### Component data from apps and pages
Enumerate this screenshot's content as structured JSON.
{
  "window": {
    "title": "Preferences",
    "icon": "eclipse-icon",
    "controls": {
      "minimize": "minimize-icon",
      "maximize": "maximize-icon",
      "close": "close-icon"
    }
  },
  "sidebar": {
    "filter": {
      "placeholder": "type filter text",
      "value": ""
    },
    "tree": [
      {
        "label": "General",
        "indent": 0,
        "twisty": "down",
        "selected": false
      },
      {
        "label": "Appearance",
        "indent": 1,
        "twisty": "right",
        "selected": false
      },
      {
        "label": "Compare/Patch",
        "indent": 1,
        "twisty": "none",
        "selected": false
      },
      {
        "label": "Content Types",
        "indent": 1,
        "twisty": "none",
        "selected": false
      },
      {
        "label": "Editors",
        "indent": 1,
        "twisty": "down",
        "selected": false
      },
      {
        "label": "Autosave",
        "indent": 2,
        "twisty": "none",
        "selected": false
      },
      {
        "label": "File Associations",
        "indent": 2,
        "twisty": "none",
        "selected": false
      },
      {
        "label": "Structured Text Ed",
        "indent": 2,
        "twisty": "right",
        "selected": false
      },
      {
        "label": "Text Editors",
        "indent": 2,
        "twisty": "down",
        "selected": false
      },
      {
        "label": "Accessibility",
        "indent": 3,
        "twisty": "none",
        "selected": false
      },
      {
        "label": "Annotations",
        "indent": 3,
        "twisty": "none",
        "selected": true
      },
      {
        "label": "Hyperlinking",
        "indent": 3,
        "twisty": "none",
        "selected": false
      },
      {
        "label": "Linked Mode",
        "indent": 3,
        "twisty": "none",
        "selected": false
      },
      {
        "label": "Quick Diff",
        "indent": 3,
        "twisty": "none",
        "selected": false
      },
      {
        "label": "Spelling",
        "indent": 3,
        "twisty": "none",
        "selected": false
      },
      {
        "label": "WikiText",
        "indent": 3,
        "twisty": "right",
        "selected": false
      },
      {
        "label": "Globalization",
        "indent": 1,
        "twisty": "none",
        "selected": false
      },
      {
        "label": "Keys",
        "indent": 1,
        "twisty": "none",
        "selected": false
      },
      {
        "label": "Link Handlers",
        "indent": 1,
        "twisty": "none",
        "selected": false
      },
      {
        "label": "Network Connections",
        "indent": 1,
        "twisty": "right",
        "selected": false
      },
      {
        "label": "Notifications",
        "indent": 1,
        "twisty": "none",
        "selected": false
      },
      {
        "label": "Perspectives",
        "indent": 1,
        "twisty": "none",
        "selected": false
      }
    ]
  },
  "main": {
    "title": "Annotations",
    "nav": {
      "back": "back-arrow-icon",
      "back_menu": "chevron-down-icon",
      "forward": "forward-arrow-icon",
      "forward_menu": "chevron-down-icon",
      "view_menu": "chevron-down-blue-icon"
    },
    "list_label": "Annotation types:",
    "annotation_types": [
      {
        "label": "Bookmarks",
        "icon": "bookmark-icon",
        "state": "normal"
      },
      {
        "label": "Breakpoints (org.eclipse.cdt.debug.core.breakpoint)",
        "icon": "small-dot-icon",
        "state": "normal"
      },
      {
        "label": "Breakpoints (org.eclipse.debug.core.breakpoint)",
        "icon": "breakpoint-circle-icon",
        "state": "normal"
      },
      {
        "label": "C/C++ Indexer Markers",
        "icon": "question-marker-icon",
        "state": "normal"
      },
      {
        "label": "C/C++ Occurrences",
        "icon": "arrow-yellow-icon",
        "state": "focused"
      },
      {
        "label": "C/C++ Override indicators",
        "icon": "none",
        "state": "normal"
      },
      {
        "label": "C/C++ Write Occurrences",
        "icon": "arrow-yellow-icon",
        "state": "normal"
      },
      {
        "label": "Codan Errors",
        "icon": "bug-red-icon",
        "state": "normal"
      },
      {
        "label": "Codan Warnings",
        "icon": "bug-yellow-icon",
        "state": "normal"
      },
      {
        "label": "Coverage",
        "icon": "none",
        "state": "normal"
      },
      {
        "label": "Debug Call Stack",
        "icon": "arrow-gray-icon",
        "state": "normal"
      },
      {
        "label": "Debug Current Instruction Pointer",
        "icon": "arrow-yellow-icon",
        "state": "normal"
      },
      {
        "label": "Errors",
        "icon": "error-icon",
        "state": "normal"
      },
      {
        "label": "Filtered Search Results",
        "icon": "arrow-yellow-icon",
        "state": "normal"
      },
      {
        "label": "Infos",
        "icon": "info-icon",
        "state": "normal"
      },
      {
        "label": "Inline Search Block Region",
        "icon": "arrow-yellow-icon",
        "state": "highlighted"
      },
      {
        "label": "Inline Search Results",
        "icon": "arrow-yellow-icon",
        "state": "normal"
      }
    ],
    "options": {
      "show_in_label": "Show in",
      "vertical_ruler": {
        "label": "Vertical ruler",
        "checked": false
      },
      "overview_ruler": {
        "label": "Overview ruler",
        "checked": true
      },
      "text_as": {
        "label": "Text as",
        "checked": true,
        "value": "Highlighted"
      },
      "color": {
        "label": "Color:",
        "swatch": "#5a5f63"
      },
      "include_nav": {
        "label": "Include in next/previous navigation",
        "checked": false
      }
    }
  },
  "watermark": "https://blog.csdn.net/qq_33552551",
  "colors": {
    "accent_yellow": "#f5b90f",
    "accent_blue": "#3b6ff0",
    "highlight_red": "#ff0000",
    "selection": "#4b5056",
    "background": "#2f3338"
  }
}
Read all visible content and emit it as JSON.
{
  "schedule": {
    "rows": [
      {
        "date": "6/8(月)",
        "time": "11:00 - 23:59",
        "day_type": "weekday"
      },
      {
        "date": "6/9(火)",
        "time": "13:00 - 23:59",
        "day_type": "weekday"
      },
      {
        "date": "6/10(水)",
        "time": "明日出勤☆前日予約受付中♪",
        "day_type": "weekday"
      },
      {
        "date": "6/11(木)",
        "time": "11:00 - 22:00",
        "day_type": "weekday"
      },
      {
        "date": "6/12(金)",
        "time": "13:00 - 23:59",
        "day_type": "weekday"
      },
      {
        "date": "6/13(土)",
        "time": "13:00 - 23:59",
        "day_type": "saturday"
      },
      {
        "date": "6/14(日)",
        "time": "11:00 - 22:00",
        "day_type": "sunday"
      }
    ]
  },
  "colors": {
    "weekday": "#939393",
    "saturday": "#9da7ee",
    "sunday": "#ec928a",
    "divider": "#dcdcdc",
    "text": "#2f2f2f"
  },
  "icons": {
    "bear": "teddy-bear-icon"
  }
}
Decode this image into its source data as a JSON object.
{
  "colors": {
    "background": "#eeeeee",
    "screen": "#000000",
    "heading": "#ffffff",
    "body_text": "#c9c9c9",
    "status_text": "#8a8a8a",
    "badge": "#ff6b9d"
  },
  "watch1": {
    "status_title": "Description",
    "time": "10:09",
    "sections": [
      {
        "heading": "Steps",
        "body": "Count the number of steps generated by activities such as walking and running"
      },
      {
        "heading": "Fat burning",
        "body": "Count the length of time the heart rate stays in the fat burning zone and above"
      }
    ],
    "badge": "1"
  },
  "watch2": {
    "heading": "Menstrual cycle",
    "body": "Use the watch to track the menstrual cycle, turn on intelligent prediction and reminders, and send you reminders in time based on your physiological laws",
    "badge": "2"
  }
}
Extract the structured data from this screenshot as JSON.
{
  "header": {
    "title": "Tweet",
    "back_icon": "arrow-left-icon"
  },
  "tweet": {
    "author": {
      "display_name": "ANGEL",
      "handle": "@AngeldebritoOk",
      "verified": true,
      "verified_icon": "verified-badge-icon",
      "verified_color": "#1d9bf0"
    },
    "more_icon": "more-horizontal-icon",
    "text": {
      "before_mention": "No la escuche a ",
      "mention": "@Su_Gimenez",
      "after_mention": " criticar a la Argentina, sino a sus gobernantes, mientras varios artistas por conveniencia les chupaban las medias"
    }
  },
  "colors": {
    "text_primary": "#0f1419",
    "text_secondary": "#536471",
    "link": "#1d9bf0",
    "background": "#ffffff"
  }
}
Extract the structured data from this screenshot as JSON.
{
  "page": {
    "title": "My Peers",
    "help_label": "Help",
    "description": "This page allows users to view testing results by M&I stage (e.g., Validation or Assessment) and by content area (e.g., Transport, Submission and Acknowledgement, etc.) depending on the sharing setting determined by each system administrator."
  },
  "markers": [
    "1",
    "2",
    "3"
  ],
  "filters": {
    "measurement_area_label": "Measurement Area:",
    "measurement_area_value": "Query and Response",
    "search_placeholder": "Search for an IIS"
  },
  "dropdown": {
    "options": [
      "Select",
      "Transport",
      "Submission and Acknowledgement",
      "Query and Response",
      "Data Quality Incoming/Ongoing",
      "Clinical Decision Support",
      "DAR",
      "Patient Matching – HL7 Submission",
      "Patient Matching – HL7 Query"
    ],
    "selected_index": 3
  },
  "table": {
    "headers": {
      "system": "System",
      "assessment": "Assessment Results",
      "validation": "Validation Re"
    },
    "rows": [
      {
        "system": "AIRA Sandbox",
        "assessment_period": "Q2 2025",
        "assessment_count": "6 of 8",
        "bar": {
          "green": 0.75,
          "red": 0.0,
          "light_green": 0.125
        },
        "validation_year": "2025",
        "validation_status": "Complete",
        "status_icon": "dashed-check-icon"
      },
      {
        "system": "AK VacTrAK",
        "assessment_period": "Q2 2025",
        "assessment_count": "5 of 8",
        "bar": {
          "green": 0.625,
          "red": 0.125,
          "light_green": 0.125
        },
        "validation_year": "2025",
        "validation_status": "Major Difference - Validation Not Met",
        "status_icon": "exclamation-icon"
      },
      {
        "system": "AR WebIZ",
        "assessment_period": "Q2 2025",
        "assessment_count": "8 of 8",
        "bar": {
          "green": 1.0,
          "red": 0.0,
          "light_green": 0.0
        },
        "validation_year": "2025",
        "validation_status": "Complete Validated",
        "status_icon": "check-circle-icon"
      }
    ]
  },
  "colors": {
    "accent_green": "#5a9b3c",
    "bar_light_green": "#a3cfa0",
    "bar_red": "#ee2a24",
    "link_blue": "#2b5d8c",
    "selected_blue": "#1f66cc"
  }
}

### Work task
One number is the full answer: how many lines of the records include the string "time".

### Answer to this problem
10